BEGIN SOURCE DATA
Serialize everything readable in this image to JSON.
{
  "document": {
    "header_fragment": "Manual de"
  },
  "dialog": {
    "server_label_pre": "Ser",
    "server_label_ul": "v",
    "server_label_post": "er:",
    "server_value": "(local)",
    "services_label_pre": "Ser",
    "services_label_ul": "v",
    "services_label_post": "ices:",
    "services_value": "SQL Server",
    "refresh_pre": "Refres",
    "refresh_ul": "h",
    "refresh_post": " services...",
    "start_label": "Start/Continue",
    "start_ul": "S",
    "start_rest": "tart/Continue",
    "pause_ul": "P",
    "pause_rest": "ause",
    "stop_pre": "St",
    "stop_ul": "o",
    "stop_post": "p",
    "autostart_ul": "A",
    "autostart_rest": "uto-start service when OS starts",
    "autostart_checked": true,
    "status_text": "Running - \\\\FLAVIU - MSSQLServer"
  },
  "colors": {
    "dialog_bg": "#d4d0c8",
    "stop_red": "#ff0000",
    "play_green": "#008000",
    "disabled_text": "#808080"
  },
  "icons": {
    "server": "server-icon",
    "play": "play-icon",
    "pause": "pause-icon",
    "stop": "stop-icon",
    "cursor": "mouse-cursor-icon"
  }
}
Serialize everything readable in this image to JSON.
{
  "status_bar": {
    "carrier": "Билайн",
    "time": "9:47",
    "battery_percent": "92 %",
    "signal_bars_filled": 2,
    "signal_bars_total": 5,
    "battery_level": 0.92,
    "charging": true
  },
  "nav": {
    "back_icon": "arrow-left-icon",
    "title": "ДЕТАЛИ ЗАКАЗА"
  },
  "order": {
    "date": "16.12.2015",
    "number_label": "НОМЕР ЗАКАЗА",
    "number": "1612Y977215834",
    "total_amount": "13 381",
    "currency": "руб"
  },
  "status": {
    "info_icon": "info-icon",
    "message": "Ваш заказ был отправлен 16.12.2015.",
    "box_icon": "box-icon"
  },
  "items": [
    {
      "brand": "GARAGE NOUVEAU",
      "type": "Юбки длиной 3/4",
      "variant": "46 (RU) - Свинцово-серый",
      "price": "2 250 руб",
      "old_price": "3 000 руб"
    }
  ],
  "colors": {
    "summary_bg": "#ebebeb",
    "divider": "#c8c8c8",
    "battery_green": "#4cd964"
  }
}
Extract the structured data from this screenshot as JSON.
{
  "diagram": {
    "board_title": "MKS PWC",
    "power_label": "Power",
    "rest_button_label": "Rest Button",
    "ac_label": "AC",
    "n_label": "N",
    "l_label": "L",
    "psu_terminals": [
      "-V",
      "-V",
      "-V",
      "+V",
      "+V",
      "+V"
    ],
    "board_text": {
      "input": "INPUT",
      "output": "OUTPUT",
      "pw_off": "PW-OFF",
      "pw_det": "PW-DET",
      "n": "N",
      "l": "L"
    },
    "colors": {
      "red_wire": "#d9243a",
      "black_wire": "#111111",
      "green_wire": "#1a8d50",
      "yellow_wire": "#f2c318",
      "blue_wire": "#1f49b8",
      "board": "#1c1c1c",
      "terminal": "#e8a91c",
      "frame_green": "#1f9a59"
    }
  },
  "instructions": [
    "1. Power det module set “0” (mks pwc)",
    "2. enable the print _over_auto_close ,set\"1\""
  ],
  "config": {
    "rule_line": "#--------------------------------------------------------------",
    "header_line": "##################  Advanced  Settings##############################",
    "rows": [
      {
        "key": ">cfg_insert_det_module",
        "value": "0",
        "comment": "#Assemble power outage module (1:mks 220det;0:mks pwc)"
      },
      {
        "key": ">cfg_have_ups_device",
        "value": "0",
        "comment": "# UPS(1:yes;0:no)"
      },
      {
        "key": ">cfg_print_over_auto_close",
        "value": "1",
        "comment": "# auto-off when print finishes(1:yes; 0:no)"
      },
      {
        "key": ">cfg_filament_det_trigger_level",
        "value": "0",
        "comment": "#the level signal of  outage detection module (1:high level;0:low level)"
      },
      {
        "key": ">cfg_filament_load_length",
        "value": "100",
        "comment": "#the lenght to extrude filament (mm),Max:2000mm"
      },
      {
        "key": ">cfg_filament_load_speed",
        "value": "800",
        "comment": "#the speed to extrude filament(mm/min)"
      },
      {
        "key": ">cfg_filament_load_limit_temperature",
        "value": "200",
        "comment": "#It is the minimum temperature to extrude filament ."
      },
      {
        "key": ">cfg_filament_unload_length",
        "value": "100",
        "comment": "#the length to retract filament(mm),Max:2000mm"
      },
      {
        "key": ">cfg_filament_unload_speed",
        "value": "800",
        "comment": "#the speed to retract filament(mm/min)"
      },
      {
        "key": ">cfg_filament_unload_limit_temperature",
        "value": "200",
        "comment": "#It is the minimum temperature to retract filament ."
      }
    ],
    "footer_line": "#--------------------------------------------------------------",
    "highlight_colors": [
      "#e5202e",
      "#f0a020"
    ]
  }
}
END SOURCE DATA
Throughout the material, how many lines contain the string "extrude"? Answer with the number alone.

3